• _Exercise directions_:
Read through the data and report every line in which the word "down" occurs.

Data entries
# # # # #
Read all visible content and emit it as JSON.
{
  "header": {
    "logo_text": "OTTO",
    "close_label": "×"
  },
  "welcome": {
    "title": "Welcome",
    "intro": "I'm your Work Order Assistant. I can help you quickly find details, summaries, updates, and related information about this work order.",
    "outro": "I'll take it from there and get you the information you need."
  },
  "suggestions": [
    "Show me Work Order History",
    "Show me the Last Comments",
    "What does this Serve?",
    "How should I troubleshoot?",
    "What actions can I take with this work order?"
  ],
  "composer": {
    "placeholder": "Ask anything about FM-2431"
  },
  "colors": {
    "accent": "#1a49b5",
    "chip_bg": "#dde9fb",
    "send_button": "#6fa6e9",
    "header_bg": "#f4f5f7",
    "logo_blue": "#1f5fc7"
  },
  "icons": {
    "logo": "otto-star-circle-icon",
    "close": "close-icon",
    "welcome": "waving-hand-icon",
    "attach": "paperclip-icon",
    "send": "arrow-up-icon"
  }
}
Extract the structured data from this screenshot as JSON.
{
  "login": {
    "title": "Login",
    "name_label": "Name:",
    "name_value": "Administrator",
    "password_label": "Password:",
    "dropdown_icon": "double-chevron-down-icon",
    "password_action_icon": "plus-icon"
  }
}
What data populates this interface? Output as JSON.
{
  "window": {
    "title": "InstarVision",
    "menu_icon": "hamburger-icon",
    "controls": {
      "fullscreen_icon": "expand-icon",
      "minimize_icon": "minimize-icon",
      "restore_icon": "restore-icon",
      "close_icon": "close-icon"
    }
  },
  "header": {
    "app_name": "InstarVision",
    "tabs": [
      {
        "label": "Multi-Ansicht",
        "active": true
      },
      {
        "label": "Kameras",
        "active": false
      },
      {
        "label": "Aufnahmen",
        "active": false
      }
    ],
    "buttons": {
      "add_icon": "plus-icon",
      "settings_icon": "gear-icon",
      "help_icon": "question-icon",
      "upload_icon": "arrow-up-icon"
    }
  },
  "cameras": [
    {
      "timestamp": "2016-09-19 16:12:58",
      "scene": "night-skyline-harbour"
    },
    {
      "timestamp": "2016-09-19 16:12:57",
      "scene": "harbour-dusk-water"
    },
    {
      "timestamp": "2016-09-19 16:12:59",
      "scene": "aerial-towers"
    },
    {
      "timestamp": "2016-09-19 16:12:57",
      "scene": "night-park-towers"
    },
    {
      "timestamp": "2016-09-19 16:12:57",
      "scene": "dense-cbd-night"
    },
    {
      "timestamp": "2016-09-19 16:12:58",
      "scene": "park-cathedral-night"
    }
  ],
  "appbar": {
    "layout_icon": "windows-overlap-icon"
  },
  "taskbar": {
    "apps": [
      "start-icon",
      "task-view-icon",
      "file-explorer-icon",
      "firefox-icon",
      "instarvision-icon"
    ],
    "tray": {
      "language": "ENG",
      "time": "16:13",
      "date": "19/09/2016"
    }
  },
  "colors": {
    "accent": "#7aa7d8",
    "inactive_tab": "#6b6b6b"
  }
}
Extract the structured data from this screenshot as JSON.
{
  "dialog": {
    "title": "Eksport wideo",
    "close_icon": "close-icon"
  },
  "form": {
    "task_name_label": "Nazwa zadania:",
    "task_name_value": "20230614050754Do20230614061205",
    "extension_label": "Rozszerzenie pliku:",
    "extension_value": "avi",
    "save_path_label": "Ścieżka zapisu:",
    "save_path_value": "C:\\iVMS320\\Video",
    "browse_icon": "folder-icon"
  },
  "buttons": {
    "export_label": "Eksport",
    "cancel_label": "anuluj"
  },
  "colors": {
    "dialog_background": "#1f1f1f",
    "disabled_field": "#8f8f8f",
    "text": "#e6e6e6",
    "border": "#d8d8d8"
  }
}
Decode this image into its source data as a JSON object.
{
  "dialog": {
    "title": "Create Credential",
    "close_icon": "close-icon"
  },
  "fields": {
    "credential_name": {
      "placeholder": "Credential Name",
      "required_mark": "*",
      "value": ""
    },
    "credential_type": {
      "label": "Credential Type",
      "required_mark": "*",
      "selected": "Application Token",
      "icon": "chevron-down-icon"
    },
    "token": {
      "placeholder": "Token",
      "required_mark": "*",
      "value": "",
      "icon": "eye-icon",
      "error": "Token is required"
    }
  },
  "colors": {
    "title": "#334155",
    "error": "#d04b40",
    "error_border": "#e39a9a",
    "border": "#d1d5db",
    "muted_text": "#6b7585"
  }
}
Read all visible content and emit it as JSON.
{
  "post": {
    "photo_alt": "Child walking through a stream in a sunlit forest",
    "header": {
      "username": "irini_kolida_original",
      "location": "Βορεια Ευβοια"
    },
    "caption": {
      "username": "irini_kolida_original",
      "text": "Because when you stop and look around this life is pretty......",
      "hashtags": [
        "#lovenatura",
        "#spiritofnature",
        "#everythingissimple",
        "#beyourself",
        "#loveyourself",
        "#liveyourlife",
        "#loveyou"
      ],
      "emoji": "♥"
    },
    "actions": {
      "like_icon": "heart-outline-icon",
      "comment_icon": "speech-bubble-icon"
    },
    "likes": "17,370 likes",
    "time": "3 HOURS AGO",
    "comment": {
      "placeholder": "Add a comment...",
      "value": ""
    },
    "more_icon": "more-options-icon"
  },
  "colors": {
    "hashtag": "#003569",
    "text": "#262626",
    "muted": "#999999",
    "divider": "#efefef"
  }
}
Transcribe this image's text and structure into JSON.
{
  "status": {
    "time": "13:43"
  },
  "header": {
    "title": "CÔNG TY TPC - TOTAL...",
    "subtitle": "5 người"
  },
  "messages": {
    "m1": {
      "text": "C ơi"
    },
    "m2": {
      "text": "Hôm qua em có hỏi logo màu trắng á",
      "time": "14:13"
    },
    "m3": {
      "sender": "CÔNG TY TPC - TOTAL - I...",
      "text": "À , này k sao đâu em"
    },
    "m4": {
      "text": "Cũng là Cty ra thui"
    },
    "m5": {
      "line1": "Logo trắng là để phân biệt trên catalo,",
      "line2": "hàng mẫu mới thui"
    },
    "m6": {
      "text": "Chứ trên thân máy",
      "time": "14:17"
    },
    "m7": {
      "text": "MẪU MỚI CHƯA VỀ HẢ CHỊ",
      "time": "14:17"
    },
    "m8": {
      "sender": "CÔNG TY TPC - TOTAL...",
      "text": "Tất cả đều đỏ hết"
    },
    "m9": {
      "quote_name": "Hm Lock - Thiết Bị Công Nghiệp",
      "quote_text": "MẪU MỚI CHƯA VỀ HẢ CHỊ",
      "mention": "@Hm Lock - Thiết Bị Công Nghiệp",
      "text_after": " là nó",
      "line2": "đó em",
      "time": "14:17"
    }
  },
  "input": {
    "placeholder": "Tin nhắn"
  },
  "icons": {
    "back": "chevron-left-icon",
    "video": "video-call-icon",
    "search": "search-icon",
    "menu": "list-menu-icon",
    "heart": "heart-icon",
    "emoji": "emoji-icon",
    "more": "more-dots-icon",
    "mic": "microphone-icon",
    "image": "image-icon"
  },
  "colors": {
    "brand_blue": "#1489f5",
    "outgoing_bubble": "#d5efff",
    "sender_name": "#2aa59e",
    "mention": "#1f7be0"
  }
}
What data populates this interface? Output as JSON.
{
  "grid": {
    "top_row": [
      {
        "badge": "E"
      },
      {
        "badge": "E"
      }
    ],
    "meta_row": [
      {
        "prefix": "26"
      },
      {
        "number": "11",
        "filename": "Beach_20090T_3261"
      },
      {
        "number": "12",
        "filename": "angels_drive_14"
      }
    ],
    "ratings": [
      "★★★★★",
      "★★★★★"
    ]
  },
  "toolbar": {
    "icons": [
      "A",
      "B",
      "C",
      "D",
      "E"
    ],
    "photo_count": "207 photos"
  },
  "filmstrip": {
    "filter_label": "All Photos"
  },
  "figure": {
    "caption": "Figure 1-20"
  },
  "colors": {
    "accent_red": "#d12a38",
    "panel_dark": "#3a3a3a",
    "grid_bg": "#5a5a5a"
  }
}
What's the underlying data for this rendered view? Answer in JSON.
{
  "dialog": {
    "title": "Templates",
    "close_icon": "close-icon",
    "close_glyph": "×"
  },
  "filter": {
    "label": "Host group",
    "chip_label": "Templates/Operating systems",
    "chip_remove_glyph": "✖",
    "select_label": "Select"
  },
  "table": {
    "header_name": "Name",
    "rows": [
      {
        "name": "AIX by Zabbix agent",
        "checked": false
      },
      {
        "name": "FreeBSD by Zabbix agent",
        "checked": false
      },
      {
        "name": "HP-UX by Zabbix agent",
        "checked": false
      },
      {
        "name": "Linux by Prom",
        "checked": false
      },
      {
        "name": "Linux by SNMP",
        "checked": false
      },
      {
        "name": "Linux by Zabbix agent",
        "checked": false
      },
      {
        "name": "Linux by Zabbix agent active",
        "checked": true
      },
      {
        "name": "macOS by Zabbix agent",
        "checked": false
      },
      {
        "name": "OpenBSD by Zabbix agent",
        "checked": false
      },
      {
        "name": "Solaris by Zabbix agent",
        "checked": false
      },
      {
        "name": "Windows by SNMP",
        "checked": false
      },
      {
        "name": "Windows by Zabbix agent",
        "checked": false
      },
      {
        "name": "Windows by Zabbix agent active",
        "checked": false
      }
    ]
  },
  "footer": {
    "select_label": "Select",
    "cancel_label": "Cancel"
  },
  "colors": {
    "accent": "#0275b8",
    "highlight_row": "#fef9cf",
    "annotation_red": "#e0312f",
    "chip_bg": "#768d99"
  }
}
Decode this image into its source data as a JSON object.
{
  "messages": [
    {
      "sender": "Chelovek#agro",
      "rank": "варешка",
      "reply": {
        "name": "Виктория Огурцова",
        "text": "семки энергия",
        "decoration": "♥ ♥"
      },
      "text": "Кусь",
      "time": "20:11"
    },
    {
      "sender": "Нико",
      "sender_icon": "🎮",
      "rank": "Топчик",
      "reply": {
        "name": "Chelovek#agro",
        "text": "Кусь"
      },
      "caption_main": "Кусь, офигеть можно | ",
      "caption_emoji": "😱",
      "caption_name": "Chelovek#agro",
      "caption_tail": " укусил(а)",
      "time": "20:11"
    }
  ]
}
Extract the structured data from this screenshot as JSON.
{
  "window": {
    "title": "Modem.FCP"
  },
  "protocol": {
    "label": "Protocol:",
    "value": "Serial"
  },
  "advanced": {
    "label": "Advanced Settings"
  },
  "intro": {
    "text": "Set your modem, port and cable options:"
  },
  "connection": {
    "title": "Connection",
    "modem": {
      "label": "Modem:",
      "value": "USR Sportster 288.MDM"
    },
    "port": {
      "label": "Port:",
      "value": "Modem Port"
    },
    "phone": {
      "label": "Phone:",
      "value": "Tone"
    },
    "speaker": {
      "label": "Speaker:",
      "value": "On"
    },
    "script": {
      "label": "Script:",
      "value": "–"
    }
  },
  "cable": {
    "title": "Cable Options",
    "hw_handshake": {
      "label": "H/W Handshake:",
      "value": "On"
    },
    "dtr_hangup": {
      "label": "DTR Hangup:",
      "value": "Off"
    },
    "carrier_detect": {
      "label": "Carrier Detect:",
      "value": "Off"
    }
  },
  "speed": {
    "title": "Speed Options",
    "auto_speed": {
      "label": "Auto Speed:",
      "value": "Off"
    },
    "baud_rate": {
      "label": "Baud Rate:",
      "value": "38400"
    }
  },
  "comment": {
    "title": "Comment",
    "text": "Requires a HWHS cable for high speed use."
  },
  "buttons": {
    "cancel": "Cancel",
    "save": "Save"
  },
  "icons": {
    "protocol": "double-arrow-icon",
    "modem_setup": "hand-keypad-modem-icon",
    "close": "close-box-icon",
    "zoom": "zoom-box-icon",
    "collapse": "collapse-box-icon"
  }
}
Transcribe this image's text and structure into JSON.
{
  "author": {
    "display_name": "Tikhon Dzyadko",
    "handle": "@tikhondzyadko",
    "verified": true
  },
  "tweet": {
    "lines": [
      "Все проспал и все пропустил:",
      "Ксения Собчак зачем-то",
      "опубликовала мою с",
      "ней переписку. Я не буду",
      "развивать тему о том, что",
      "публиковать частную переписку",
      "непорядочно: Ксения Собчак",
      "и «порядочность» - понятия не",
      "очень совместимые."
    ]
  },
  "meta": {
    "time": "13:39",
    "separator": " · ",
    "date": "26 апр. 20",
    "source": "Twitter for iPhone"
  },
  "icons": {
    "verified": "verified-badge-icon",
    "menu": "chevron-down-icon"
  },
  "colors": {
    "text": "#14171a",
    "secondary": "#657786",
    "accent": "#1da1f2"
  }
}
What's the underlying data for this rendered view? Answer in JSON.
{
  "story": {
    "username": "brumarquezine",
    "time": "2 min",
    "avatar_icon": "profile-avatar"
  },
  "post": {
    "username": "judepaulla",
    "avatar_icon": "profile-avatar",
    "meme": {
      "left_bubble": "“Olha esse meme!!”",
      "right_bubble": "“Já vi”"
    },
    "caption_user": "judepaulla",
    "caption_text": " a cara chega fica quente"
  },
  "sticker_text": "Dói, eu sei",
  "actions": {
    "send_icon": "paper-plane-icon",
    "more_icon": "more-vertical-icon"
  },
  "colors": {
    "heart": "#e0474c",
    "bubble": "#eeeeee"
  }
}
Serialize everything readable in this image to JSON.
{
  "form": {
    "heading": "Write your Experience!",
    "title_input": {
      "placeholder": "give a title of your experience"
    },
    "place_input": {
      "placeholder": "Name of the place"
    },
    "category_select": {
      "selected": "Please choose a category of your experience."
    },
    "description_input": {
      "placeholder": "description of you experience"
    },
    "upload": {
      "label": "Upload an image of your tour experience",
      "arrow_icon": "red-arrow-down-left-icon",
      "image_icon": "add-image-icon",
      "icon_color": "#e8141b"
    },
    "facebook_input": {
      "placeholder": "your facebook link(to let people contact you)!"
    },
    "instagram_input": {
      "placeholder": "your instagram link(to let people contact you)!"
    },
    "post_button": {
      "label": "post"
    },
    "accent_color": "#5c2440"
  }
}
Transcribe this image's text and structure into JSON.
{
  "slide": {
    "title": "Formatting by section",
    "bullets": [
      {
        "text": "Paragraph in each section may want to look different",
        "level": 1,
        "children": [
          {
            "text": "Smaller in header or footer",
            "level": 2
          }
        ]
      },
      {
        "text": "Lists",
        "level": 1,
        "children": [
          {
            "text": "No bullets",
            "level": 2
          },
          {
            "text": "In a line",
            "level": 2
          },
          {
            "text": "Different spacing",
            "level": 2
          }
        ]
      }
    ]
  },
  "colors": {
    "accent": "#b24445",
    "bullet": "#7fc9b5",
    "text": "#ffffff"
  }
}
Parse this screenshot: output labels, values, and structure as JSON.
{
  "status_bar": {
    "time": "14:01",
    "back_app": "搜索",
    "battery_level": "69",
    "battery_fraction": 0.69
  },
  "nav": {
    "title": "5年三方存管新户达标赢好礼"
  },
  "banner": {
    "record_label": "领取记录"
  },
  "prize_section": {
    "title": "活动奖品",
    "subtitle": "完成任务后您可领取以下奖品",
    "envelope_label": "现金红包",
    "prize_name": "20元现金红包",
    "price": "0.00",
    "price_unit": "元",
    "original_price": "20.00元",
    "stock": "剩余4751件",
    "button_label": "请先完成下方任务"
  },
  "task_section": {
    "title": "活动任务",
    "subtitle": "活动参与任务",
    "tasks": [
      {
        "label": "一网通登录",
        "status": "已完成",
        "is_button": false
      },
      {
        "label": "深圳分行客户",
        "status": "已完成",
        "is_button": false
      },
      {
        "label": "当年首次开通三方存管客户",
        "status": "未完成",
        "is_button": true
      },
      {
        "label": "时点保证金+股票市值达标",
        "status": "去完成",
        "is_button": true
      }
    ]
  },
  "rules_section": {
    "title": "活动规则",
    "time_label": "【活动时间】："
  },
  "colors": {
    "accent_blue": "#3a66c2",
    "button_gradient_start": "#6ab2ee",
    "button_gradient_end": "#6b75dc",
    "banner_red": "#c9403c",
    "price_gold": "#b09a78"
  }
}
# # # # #
• _Exercise result_:
    "dropdown_icon": "double-chevron-down-icon",
      "icon": "chevron-down-icon"
    "menu": "chevron-down-icon"
      "arrow_icon": "red-arrow-down-left-icon",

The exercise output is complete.